YOUR INSTRUCTIONS:
Only lines holding "online" are needed; copy each of them from the data below.
==*==
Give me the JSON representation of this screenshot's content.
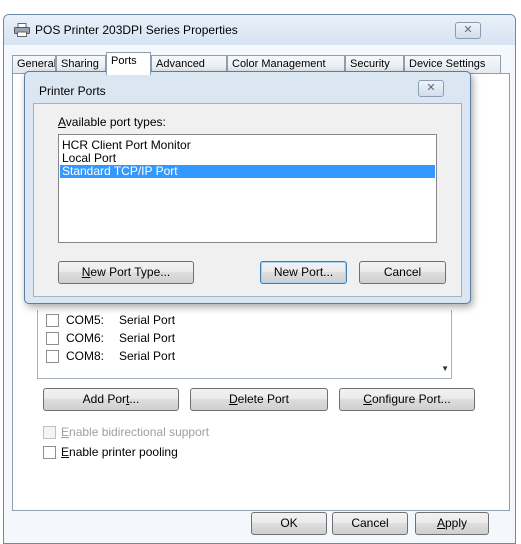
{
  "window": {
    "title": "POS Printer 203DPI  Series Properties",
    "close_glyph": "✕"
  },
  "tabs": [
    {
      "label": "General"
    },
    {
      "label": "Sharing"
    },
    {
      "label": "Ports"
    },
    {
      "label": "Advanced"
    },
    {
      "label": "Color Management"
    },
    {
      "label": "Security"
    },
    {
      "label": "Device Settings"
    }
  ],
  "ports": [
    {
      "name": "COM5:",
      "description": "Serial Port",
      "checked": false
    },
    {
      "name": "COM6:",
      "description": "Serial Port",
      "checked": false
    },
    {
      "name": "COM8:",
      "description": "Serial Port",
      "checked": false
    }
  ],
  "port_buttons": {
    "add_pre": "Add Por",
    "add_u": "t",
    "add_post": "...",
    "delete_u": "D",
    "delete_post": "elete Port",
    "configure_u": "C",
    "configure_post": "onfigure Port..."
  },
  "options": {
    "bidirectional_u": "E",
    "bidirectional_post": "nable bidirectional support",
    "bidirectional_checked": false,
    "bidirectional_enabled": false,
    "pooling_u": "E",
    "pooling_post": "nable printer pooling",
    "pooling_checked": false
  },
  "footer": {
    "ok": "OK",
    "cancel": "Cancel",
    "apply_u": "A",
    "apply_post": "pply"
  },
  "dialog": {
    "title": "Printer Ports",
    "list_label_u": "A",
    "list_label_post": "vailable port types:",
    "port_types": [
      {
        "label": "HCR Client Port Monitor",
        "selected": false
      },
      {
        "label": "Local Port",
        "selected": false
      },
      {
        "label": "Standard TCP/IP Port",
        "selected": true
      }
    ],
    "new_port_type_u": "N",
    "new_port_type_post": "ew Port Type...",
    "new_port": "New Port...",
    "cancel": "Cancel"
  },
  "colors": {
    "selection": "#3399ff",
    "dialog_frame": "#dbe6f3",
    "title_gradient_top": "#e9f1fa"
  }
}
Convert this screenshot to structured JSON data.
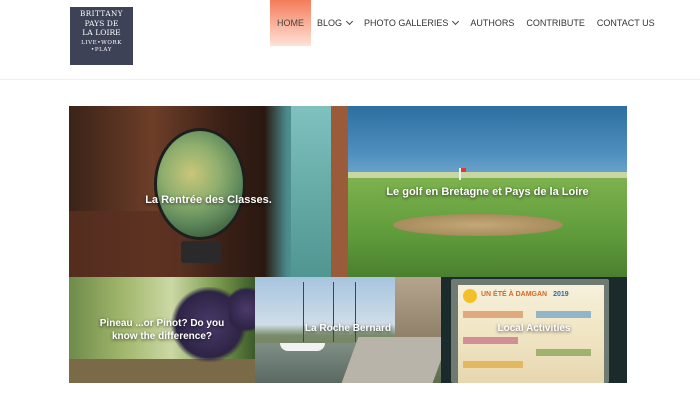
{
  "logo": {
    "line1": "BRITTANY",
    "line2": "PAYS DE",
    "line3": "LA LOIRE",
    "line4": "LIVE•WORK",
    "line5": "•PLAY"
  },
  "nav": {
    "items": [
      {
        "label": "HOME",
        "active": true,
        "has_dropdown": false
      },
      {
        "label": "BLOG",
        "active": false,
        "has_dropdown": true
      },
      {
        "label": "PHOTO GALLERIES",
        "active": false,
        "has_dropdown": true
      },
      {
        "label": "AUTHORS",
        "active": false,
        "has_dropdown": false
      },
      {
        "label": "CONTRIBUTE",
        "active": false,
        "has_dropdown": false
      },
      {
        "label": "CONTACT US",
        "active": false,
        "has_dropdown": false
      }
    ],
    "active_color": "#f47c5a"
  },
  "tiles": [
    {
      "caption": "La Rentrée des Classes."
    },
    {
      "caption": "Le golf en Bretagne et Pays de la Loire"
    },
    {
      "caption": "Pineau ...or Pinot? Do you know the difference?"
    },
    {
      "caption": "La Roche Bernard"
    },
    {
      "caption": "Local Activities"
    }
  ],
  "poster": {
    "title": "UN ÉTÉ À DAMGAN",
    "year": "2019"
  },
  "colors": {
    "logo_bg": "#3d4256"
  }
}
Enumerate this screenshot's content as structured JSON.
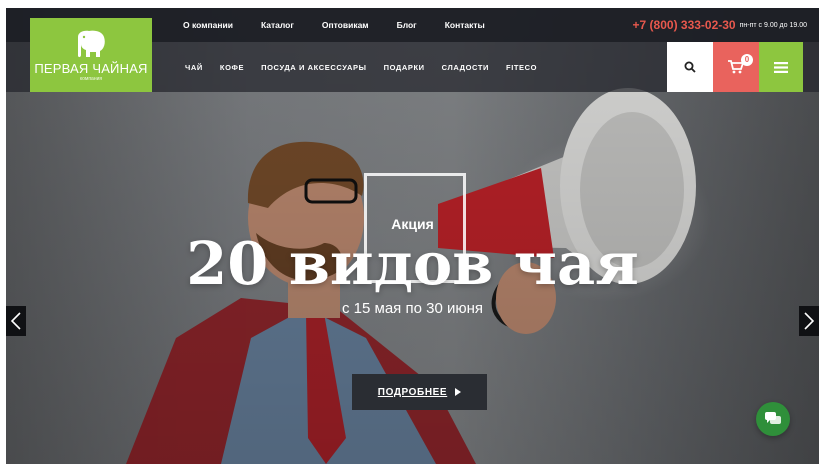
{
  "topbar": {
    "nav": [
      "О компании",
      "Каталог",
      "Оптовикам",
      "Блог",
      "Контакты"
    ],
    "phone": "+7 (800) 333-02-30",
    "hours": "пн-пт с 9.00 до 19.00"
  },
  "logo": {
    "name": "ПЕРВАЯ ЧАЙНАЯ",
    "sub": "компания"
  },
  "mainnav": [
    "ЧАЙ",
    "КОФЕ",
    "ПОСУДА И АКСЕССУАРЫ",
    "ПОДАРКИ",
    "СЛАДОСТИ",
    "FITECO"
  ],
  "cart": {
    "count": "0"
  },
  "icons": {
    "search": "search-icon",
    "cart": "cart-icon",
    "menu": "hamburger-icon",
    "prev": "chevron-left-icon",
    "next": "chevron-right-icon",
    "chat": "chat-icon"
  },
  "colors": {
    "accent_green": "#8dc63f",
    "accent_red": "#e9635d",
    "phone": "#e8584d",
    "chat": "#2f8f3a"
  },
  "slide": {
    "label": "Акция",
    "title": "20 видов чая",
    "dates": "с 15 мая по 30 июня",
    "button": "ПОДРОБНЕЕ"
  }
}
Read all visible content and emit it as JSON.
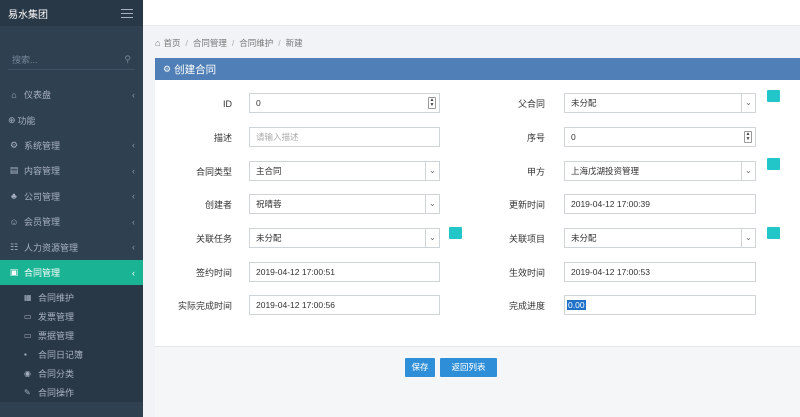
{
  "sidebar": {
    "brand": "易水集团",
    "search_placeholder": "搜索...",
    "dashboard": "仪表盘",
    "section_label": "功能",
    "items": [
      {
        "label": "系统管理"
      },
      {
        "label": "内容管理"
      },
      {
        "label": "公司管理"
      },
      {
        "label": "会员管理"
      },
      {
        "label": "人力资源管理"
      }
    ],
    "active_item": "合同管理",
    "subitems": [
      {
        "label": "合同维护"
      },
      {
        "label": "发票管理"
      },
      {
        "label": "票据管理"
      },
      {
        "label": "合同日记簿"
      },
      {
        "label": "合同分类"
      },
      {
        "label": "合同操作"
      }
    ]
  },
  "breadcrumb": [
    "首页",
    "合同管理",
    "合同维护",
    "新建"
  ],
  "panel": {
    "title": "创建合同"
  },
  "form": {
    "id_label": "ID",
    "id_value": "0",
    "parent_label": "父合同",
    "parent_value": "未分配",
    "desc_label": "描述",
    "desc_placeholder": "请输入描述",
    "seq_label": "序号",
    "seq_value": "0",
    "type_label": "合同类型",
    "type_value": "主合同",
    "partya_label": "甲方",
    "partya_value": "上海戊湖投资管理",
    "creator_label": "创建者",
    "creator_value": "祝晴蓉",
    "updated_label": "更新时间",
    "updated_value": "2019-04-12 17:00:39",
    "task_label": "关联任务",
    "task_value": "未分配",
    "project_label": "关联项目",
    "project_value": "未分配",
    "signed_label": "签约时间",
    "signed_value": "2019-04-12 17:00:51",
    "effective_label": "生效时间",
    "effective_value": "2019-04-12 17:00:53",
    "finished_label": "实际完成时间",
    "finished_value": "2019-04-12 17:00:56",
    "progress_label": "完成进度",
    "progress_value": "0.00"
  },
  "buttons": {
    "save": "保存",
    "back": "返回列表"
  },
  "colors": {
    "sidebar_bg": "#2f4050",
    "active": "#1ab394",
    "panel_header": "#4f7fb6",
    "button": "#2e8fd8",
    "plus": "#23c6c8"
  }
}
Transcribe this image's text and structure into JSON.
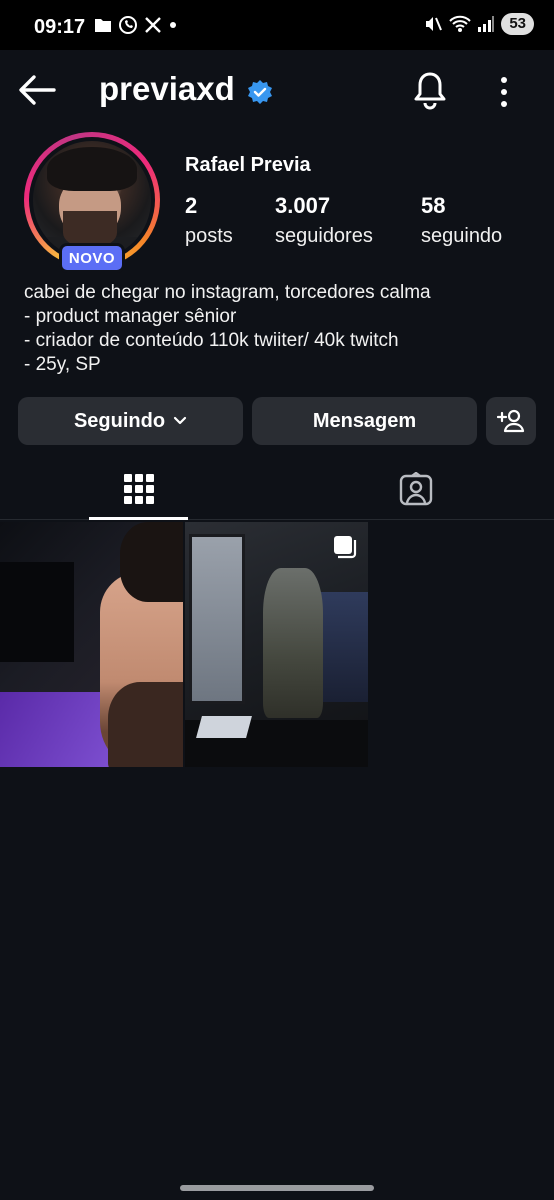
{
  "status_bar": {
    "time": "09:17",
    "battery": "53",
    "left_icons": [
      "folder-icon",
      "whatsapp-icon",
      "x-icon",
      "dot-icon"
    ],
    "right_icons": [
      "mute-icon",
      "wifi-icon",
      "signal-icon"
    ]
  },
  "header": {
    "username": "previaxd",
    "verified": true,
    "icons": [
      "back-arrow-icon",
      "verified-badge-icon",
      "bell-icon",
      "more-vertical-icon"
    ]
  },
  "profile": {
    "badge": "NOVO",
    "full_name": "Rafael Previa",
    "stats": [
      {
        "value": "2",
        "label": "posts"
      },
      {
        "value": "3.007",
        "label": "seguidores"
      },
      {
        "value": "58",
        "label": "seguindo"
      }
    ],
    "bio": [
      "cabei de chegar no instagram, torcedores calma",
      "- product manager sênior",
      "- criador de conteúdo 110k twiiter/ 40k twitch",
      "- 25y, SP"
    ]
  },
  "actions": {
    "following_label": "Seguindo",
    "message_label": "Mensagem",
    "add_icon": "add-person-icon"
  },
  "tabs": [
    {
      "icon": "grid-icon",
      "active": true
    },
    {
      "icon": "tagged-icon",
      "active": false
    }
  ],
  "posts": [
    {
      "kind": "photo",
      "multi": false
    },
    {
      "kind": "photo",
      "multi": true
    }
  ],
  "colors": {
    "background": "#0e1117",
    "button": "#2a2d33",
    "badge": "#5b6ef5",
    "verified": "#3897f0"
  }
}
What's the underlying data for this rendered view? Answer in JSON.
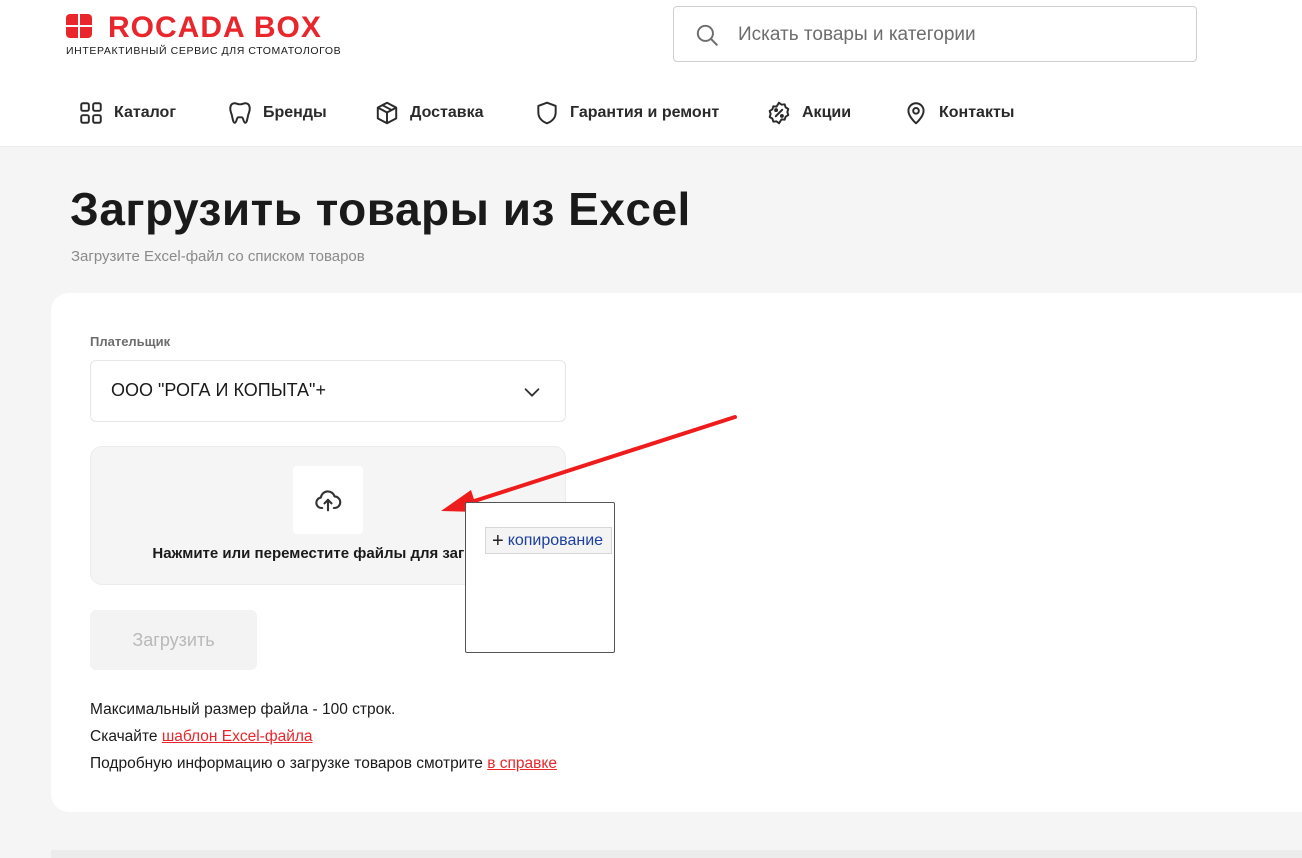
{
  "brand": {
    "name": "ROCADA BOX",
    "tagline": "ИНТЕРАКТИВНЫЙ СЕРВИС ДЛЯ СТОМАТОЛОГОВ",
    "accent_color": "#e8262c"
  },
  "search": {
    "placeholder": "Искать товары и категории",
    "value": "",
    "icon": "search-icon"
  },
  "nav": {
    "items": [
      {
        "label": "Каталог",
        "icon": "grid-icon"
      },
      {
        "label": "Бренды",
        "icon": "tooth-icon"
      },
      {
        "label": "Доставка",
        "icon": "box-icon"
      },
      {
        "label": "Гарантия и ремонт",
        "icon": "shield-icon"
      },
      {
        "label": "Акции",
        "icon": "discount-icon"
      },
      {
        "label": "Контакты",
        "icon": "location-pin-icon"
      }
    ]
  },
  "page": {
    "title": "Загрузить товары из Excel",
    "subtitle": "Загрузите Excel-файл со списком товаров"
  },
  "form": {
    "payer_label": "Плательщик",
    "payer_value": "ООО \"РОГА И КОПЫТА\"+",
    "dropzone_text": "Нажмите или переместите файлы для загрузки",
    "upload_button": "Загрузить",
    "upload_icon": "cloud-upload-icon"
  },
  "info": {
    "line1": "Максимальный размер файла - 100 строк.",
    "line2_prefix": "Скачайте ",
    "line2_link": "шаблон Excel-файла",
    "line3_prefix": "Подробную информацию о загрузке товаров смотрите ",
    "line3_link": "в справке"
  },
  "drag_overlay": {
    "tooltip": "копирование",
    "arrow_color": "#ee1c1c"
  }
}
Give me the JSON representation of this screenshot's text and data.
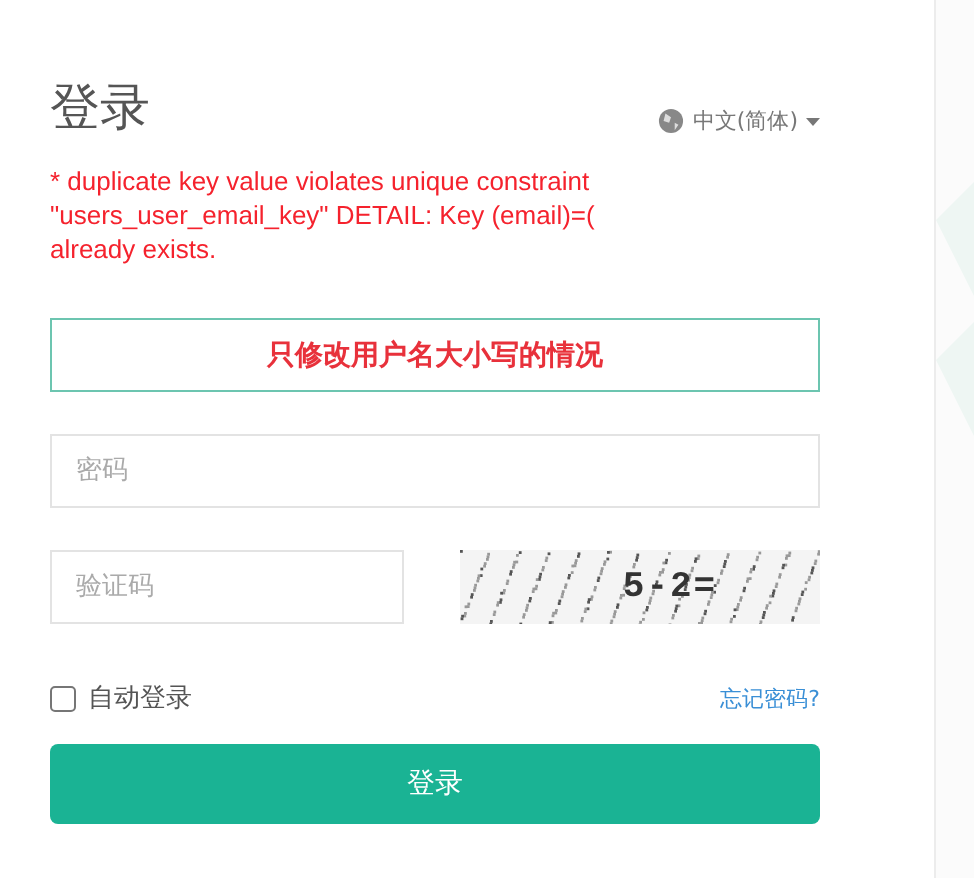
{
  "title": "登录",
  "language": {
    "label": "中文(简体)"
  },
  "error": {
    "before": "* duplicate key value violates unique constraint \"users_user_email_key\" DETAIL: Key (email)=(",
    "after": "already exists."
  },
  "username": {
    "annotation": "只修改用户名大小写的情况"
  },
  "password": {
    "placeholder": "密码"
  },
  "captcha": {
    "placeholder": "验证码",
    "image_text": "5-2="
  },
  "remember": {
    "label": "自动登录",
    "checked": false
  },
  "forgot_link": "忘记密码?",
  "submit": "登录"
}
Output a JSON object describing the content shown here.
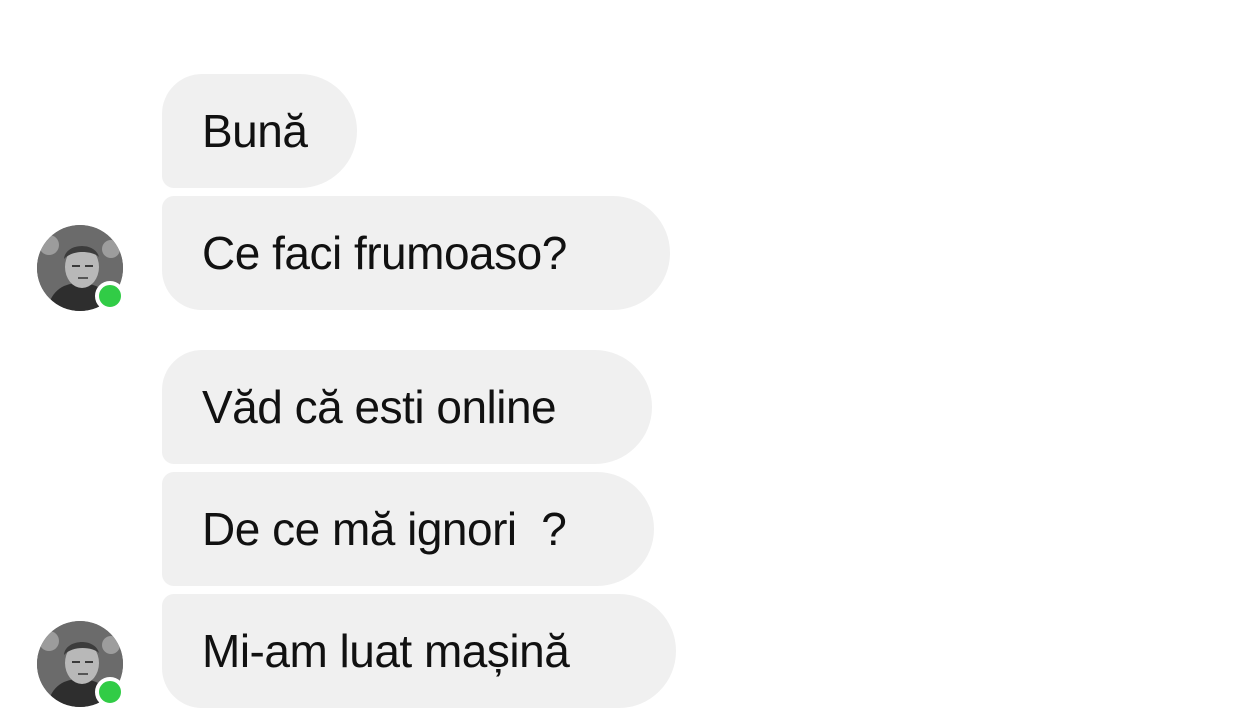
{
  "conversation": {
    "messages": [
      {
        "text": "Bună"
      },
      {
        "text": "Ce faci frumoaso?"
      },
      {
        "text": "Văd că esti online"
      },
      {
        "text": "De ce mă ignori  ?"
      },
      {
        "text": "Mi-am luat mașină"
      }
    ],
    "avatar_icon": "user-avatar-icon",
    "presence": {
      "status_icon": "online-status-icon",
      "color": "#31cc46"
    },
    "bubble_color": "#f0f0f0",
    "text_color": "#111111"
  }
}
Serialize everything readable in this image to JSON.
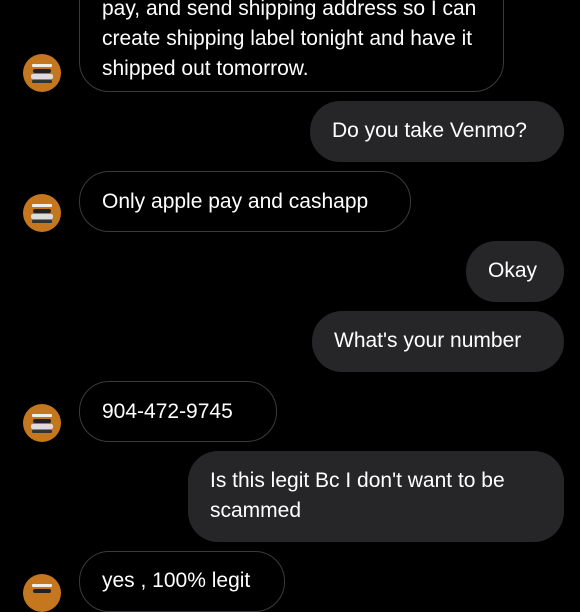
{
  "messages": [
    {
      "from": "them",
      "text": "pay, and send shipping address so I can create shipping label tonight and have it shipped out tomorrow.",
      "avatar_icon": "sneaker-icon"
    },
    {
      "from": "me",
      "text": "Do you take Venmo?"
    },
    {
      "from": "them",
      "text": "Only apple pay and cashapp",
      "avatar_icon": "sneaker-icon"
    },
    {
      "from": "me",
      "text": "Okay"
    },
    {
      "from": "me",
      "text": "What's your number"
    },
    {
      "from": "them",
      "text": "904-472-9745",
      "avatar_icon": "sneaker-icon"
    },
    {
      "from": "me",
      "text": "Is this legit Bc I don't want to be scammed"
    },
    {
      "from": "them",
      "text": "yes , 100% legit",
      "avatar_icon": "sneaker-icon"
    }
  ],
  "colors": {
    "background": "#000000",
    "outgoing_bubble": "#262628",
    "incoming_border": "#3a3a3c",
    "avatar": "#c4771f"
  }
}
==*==
SOLUTION:
        "text": "Văd că esti online"
      "status_icon": "online-status-icon",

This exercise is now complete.